A Catholic school community on Milwaukee’s northeast side is offering support to the family of three students following the shooting death of their mother in early December.
Nyeshia Liggins, the mother of one graduate and three students currently attending Blessed Savior Catholic School’s East Campus, was fatally shot in a van at a gas station at about 10:30 a.m. Sunday, Dec. 4.
“This has definitely affected our school community,” Principal Erin O’Donnell said. Proceeds from fundraisers planned at each of Blessed Savior’s three campuses will be donated to the family, as well as donations collected at the East Campus Christmas concert Dec. 20.
With many school families stretched thin with the extra expenses of Christmas, no donation goals were set.
“We’re just trying to see what people can give,” O’Donnell said.
All-school prayers during daily announcements have included intentions for the family, as have prayers at Masses at Blessed Savior Parish. The school also has publicized a GoFundMe page initiated by a family member and organized some meals for the family.
The grade K3-8 East Campus of Blessed Savior has just 170 students, including four cousins with whom Liggins and her children resided, O’Donnell said. There is only one class of each grade, which means many students and staff know one another.

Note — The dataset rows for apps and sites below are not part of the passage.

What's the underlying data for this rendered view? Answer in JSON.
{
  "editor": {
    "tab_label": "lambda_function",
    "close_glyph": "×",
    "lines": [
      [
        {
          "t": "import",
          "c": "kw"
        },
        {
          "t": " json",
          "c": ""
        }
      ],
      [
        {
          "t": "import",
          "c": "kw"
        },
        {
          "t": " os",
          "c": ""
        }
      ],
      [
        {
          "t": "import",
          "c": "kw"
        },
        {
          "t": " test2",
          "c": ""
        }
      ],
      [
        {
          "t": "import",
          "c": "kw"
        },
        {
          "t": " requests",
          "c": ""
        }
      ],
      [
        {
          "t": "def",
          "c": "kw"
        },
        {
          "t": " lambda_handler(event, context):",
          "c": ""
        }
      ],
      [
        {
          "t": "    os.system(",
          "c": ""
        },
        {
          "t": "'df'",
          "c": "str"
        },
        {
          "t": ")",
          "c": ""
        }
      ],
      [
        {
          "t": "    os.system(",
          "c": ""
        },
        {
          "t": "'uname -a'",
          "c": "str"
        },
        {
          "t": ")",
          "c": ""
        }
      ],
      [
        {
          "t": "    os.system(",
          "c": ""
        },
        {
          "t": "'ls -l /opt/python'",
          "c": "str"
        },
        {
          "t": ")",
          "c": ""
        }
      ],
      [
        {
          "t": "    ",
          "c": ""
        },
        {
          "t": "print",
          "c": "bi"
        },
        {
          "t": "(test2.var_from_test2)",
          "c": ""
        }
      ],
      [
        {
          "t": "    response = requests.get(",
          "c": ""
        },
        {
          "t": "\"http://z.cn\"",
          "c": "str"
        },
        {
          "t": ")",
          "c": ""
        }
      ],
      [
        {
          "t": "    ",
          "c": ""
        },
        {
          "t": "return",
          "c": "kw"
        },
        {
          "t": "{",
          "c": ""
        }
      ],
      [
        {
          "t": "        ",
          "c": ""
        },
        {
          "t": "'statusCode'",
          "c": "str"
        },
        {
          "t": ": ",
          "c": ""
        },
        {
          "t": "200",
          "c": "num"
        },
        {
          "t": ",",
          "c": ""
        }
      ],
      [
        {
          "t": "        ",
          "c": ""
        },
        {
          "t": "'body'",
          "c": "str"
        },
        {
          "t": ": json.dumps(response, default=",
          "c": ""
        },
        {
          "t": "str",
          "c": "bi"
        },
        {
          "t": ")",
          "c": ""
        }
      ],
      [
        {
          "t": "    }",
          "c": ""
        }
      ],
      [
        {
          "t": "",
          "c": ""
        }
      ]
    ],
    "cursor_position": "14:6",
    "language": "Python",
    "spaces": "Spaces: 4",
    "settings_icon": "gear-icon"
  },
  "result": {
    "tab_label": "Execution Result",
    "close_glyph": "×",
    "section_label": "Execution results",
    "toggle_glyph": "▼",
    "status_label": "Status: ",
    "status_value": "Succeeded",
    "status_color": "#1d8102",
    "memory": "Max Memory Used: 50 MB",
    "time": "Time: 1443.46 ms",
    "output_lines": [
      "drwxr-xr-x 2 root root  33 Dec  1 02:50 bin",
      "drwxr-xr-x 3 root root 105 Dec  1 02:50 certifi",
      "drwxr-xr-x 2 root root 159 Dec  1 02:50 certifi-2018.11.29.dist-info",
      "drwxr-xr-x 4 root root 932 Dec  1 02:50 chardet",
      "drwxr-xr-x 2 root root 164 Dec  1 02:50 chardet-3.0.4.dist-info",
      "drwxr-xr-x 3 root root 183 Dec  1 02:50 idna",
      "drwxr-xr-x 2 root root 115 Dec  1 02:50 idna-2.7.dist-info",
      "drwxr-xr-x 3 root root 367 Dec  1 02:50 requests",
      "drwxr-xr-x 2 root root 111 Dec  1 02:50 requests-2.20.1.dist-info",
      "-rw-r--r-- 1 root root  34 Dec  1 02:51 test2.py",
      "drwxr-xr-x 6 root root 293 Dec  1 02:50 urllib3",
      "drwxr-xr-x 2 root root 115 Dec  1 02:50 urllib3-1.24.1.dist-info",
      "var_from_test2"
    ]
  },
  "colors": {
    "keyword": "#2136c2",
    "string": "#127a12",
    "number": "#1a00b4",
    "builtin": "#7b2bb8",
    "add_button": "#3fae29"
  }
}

“That is the thing I do love about Blessed Savior … that it is such a close, tight-knit community,” O’Donnell said. Some school parents also worked with Liggins and her sister, the mother of the four cousins who also are students at Blessed Savior, at an assisted living facility.
Many staff members and even some former teachers attended the visitation or funeral held Dec. 15. Some also attended a Dec. 8 balloon release organized by Liggins’ family and held at the shooting site. “We just felt it was important to support the kids,” O’Donnell said.

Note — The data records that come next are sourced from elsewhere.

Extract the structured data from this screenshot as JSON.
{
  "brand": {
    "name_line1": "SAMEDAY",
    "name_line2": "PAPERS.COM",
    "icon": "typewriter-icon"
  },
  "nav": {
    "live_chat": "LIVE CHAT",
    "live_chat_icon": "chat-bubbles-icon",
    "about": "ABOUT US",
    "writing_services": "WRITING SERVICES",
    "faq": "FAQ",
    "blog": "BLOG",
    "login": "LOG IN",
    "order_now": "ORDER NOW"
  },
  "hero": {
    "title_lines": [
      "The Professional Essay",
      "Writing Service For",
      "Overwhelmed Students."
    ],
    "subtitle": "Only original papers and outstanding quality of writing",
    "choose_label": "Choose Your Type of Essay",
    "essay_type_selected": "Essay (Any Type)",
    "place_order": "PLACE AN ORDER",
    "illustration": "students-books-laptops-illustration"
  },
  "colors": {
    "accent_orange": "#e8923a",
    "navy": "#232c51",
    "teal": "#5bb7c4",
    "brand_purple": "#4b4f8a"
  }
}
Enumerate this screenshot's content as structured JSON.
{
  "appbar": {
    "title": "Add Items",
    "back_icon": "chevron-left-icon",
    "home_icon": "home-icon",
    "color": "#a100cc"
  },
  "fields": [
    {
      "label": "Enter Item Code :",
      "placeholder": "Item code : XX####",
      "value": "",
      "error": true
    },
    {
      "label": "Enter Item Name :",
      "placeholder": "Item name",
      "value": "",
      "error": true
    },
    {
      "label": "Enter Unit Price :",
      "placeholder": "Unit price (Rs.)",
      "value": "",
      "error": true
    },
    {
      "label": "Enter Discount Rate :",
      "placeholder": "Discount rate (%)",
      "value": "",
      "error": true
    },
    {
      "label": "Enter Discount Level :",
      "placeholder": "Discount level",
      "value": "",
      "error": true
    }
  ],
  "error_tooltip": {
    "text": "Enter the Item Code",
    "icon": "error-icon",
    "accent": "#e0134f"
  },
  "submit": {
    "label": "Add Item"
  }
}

In the event of a crisis, Catholic school leaders are asked to reach out to the archdiocese as soon as practically possible if they’d like support, said Bruce Varick, associate superintendent of schools for the Archdiocese of Milwaukee.
Once the schools office is made aware of the situation from the school principal or president, it can offer support such as advice on communications with families or referrals to counseling teams at other Catholic schools, Varick said. Each school is unique in what resources it may have to draw on in any given situation.
In early December, a two-day formal workshop through the National Association of School Psychologists devoted to psychological first aid and recovery after a critical event was offered to principals and counselors. Varick was grateful for the opportunity to bring this training to the archdiocese. Varick hopes to form Catholic school personnel who would be able to go help another school if a critical incident takes place.